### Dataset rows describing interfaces

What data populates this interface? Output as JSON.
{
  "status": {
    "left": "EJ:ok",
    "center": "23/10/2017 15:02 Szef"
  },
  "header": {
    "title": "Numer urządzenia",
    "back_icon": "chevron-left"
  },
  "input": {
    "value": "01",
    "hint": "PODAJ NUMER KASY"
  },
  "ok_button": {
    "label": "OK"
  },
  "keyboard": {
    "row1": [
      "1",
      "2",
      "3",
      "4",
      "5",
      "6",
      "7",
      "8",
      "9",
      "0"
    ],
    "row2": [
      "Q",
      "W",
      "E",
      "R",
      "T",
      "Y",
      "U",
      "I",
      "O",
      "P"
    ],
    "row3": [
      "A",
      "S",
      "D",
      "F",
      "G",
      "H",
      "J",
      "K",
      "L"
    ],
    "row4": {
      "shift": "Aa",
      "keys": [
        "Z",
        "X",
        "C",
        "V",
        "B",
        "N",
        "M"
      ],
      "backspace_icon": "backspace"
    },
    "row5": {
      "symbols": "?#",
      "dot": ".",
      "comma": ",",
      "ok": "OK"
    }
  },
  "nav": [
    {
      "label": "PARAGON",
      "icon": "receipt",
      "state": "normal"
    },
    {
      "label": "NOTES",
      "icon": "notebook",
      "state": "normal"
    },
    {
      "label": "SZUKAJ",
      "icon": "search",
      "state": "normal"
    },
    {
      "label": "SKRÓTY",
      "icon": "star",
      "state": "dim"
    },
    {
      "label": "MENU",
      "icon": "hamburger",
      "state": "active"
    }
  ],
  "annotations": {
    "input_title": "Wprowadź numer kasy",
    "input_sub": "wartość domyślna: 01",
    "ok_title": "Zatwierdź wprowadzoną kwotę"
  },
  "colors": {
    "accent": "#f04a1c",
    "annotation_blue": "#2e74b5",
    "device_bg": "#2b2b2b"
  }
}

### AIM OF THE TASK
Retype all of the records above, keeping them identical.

### EXERCISE SOLUTION
What data populates this interface? Output as JSON.
{
  "status": {
    "left": "EJ:ok",
    "center": "23/10/2017 15:02 Szef"
  },
  "header": {
    "title": "Numer urządzenia",
    "back_icon": "chevron-left"
  },
  "input": {
    "value": "01",
    "hint": "PODAJ NUMER KASY"
  },
  "ok_button": {
    "label": "OK"
  },
  "keyboard": {
    "row1": [
      "1",
      "2",
      "3",
      "4",
      "5",
      "6",
      "7",
      "8",
      "9",
      "0"
    ],
    "row2": [
      "Q",
      "W",
      "E",
      "R",
      "T",
      "Y",
      "U",
      "I",
      "O",
      "P"
    ],
    "row3": [
      "A",
      "S",
      "D",
      "F",
      "G",
      "H",
      "J",
      "K",
      "L"
    ],
    "row4": {
      "shift": "Aa",
      "keys": [
        "Z",
        "X",
        "C",
        "V",
        "B",
        "N",
        "M"
      ],
      "backspace_icon": "backspace"
    },
    "row5": {
      "symbols": "?#",
      "dot": ".",
      "comma": ",",
      "ok": "OK"
    }
  },
  "nav": [
    {
      "label": "PARAGON",
      "icon": "receipt",
      "state": "normal"
    },
    {
      "label": "NOTES",
      "icon": "notebook",
      "state": "normal"
    },
    {
      "label": "SZUKAJ",
      "icon": "search",
      "state": "normal"
    },
    {
      "label": "SKRÓTY",
      "icon": "star",
      "state": "dim"
    },
    {
      "label": "MENU",
      "icon": "hamburger",
      "state": "active"
    }
  ],
  "annotations": {
    "input_title": "Wprowadź numer kasy",
    "input_sub": "wartość domyślna: 01",
    "ok_title": "Zatwierdź wprowadzoną kwotę"
  },
  "colors": {
    "accent": "#f04a1c",
    "annotation_blue": "#2e74b5",
    "device_bg": "#2b2b2b"
  }
}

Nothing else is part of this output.